July 5, 2017 - 2:13 pm
Boulder City’s Historic Preservation Committee is recommending Charles Lawson, owner of the historic Browder building, not demolish the structure but rather find a buyer.
The recommendation, however, is not binding as the city does not get involved with private real estate, said City Planner Susan Danielewicz.
“As the committee is aware … the ordinance is not restrictive in anyway,” she said at the meeting. “There are only tasks staff has to do within 45 days.”
Lawson, of Eldorado Gold LLC, owns the downtown building at 552 Nevada Way and, according to a 2012 report on the historic district done by the historic preservation committee, it is Boulder City’s oldest commercial building, constructed in 1931. In 1940, the structure was expanded to include 554 and 558 Nevada Way.
On June 5, Lawson applied to have the entire structure demolished after abandoning renovation plans.
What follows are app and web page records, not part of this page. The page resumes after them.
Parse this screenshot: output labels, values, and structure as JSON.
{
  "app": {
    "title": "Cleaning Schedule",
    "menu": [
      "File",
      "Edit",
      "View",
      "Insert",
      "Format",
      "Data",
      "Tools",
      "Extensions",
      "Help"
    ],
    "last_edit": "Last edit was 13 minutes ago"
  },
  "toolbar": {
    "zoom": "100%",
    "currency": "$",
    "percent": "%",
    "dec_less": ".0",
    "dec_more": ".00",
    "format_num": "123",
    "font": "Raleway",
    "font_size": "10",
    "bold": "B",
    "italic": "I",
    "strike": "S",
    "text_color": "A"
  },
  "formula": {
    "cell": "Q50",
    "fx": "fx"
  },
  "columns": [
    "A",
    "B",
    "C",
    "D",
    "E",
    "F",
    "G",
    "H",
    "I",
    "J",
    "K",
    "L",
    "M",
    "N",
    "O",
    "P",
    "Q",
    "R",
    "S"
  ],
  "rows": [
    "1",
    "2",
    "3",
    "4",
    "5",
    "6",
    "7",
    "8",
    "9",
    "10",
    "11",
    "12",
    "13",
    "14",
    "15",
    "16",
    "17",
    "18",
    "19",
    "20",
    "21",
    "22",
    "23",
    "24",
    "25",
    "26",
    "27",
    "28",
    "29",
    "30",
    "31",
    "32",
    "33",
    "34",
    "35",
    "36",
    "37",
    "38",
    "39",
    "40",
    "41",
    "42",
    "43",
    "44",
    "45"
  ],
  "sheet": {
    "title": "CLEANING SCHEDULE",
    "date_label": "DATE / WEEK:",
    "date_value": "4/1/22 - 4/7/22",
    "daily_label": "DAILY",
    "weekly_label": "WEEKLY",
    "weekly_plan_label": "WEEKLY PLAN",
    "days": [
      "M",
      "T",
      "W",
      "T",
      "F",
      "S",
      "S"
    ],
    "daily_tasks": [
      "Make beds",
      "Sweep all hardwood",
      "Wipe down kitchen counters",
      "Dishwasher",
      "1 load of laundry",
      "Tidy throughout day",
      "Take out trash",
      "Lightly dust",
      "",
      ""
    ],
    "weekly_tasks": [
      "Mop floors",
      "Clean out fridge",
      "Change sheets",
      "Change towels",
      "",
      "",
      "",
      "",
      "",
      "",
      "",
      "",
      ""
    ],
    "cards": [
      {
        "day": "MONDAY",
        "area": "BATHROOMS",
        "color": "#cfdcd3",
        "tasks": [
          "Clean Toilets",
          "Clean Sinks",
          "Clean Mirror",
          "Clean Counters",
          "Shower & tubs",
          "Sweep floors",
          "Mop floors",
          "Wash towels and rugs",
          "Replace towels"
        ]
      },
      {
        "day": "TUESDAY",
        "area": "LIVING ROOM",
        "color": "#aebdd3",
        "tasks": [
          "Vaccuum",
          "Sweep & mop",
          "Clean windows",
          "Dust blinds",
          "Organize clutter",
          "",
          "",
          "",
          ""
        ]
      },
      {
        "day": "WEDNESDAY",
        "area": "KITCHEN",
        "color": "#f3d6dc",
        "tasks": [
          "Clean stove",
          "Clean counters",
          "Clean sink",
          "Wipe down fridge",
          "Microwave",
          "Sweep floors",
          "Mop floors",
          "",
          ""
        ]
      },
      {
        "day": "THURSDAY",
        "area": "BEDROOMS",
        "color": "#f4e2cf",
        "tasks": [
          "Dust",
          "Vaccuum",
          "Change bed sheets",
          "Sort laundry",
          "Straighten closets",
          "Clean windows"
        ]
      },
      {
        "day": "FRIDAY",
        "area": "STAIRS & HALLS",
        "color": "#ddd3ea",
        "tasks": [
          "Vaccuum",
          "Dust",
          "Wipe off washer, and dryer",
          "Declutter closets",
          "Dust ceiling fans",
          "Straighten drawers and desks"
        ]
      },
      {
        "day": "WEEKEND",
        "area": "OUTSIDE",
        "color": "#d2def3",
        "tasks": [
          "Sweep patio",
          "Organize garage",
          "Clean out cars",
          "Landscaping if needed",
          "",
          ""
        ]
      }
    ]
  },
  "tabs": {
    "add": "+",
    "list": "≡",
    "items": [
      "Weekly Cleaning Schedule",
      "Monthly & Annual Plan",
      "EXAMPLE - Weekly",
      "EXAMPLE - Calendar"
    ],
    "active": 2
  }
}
Since then, his decision has been met with opposition from residents in town, who attended the committee’s June 28 meeting when the recommendation was approved.
“It’s really disappointing he wants to demolish it,” said committee member Linda Graham. “It’s a sad day for Boulder City.”
“What can we do to preserve this building?” Heidi Dupin asked the committee.
“The city can’t do anything … The only thing we can do to save this building is to find a buyer for it,” responded member Alan Goya.
Residents also discussed creating a committee or a group to find that buyer.
“I think it’s beyond the scope of the committee to organize this, but the public is here,” Goya said. “They can organize the group … I think it’s the most reasonable way to handle this.”
Residents were also concerned about the timeline of the demolition should the permit go through.
“After 45 days, he really could tear it down … They could do it as early as August or September?” asked Judy Dechaine.
“Correct … once it is issued, they have 180 days to show some progress on the demolition,” Danielewicz said.
According to an email sent to Danielewicz before that meeting, Lawson said he planned to demolish the building in the fall and also does not want to sell the property to someone outside of Boulder City.
“The demolition is moving forward with a target of the first week of November,” he wrote. “The ‘whisper sale’ offer was simply to show that it is not a marketable property to the local community. I wouldn’t feel right about selling it to an outsider then watching them get caught up in the B.C. vortex and lose their money.”
Committee member Rudi Kraft encouraged the residents who attended the meeting to be creative through social media in their efforts to save the property.
“The sky is the limit in what you can do, but you gotta start now,” he said.
Lawson purchased the building in October 2014 for $455,000, after which he planned to demolish it and build another structure in its place. In September 2015, however, after community protests when the old hospital was demolished, Lawson changed course and started to refurbish the property and transform it into a taco shop and art gallery. Recently, murals depicting life in and around Boulder City and its history were removed from the Browder building and Lawson’s other property, Scratch House, and replaced with plywood.
The Browder building property is currently represented by local Realtor Bret Runion, who said that it is not being actively marketed for sale and only serious offers will be considered.
Lawson’s asking price is $750,000, which needs to be in all cash and for the property as is.
“The building is structurally sound, according to Charles,” Runion said. “He has done some repairs.”
As the conduit between Lawson and a seller, Runion added that he would be glad to help facilitate the sale of the Browder building to someone who could save it.
“I would be happy to talk to anyone and give them guidance,” he said.
Contact reporter Celia Shortt Goodyear at firstname.lastname@example.org or at 702-586-9401. Follow her on Twitter @csgoodyear.